Volunteer Blues

Helping people doesn't make me feel better

Despite my apparently wholesome life, I have a deep, dark secret, one so shameful that I must shroud my name in the mists of a pseudonym. I’m embarrassed to admit it, but volunteering, and otherwise helping my fellow man, doesn’t make me feel all that good.

At any given time and across the country, pastors, advice columnists and moms are repeating an old chestnut: if you think you have problems, lend a hand to someone else. Volunteering will take you outside yourself, focus your energies, and cause a warm fuzzy glow to pierce the dark clouds of your bleak, crabby mood.

Natural High

Indeed, volunteering is recommended for victims of much more than a sour mood. A cancer support website encourages sufferers to “contact your local library, church, Chamber of Commerce and find out …what volunteer groups are out there and how you can help. Nothing makes you feel good about yourself more than helping others. By making others happy, you will also make yourself happy. You can’t beat the feeling. It is a natural high!”

I hope very much that people do find that natural high. All I can say is, helping people doesn’t do it for me.

I’ve volunteered in soup kitchens, serving food and washing numerous pans. I’ve tutored disadvantaged kids. I’ve made art projects with muscular dystrophy patients, cutting construction paper and tying bows. I’ve taught Microsoft Word to mothers who need resume help. I’ve passed out vitamins and medical supplies in developing countries.

There is absolutely no doubt in my mind that all of this was worthwhile. I don’t regret doing it for an instant.

What I do question is whether volunteering changed my outlook or helped me overcome the occasional gloomy mood. I certainly agree that people with muscular dystrophy have far greater problems than I do. I recognize that a child in danger of being illiterate is much more in need of attention than, say, my frustrating job search is. I realize that my problems as a young adult—relationship angst, office politics, family squabbles, apartment woes—pale in comparison to the challenges facing Third World people, or any of the people I’ve volunteered with.

Legitimate Issues

But my problems don’t go away, and they don’t become easier to deal with, simply because I’ve interacted with people in more dire straits.

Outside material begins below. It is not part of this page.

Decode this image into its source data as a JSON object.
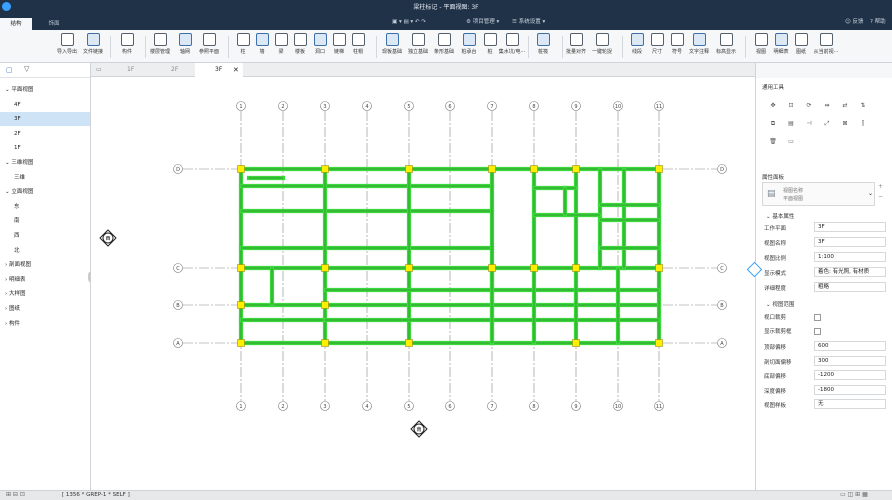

Volunteering may put your life into perspective, but your life is still there, filled with legitimate worries and unavoidable issues. Helping people doesn’t calm me down, brighten my mood, or ease the gnawing anxiety I sometimes feel about real things in my life. Believe me, I’ve tried it.

I once spoke with a New Agey guru who espoused the “helping people helps you” philosophy. “What if helping others doesn’t make you feel good?” I asked. “Then you’re not doing it right,” he answered.

Even if it isn’t life-changing or an emotional high, I usually enjoy volunteer work. I plan to continue not for what I get out of it—which, let’s face it, is a pretty selfish reason—but because it’s the right thing to do. Since when did that become such a novel idea?

Well, that’s just swell, Mr. Guru. I’m open to hearing how to do it right whenever you say so. Maybe I’m holding the soup ladle incorrectly?

So helping people doesn’t (noticeably) transform me. Is that a crime? The truth is, I don’t think I’m alone in feeling this. There’s a reason why volunteer groups send out pleading emails and advertise relentlessly. I know plenty of kind, cheerful, selfless people who say they’re going to volunteer and then don’t, or try it for a few weeks and drop out. Volunteering is worthwhile, but post-volunteerism exhilaration is not all it’s cracked up to be. You need to keep at it for reasons other than your personal happiness.

Unfit to Help

There may even be rare occasions when we’re not fit to volunteer. Years ago I had just started at a new college, didn’t know the area or the people, and was feeling down. Remembering the “help others and you’ll feel better yourself” adage, I signed up to adopt a grandparent.

Pity the poor lady whose adopted granddaughter I became. One look at my mopey face must have made her regret signing up. I glumly pushed her wheelchair as we visited shopping centers and shows, but I can’t say either of us had a lot of fun.

Fortunately, my volunteer experiences have generally been positive, and my attitude upbeat. I haven’t, thank God, dragged people down in my wake, as I did with the adopt-a-grandmother.

Helping people doesn’t make me feel bad. I don’t feel exhausted or sapped after a morning at the soup kitchen or school, and I know that some of my skills are useful to people. Even if it isn’t life-changing or an emotional high, I usually enjoy volunteer work. I plan to continue not for what I get out of it—which, let’s face it, is a pretty selfish reason—but because it’s the right thing to do. Since when did that become such a novel idea?

Whether or not volunteering makes me feel warm fuzzies is beside the point. The people I work with are not my personal Prozac, there to bring me long-term happiness. They are people who need help that I can give them. I plan to stick with volunteering—but please spare me the “it will make you feel better” routine. Neither I nor people in need should be saddled with those kinds of expectations.